A video from a Sarasota diver shows schools of fish 10 miles from Charlotte Harbor, where toxic algae killed generations of sea life.

Schools of thousands of glittering fish can be seen swimming at reefs offshore from Charlotte and Lee County, in the area where decaying mats of vegetative debris and dying fish could be found during the peak of the Florida red tide bloom last year.

Sarasota diver Brian Dombrowski made two dives at Boxcar reef and one dive at Charlotte's reef July 19. He posted the video on Facebook to show people the condition of the reef.

Read more: Complete coverage of red tide in Southwest Florida

"The plants are coming back and fish had moved in," said Dombrowski of the Charlotte reef, believed to be the hardest hit area during 18 red tide months from October 2017 to February 2019. "You can see in the videos and photos possibly more so ... the plants around that starfish.

"We did not expect to see that level of active sea-life on Charlotte's as we did. It was a nice surprise."

The Florida Fish and Wildlife Conservation Commission attributed 589 sea turtles and 230 manatee deaths to the recent episode of red tide. It had killed 177 bottlenose dolphins as of Dec. 20, leading the National Oceanic and Atmospheric Administration to declare an unusual mortality event.

The artificial reef seen in the video is located 10 miles beyond Charlotte Harbor in 50 feet of water is made of lime stone rock and concrete slabs. It was deployed about 12 years ago.

Dombrowski said he is involved with the artificial reef programs in Charlotte and Lee counties, considered some of the top programs in the state, he said. Their most famous reef deployment was the USS Mohawk in July 2012 near Lee County.

"In that video there are schooling grunts, grey angelfish, hogfish, triggerfish, starfish, various baitfish," he said.

The last Florida red tide event subsided in February. There have been background traces of the toxic algae, which occurs naturally in the Gulf of Mexico, on the west Florida coast, but none of it has been at bloom conditions, according to Florida Fish and Wildlife Conservation Commission. They provide red tide status updates online at myfwc.com/research/redtide/statewide.

The latest report said that background concentrations of red tide were found in Sarasota County — those are considered typical conditions.

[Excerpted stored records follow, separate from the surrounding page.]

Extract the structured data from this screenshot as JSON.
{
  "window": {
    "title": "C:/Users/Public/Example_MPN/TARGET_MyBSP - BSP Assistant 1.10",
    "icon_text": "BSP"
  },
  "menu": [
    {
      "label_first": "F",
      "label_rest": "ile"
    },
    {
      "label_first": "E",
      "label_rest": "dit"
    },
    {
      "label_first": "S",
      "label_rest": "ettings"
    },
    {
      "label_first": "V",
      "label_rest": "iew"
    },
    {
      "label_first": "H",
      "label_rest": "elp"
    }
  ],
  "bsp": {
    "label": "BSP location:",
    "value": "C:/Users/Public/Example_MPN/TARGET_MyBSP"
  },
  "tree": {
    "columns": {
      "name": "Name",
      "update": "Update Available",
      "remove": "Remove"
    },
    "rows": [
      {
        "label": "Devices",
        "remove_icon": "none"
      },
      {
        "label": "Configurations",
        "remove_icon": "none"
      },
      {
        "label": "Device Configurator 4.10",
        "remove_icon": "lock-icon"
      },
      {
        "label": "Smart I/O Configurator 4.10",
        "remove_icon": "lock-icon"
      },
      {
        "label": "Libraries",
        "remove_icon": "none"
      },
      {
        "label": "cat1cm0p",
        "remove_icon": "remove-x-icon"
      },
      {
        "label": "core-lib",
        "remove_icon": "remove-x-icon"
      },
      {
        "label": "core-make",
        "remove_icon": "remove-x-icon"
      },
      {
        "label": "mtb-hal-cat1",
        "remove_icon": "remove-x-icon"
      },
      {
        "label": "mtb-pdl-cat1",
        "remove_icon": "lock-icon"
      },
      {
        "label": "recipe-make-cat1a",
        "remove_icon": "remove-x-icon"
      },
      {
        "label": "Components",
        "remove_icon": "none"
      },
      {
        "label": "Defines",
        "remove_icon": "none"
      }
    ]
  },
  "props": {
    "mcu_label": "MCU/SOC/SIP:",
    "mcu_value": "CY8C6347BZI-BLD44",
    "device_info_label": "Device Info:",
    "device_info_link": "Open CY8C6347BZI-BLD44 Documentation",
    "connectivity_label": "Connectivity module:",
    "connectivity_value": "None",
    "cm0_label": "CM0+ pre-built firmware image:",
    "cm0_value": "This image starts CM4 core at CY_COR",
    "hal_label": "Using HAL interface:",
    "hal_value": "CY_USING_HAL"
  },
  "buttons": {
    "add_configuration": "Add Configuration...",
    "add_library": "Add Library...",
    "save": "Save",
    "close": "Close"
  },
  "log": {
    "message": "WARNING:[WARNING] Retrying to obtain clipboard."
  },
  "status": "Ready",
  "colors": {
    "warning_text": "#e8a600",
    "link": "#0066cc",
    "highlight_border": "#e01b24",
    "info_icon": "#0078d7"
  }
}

This story originally published to heraldtribune.com, and was shared to other Florida newspapers in the GateHouse Media network.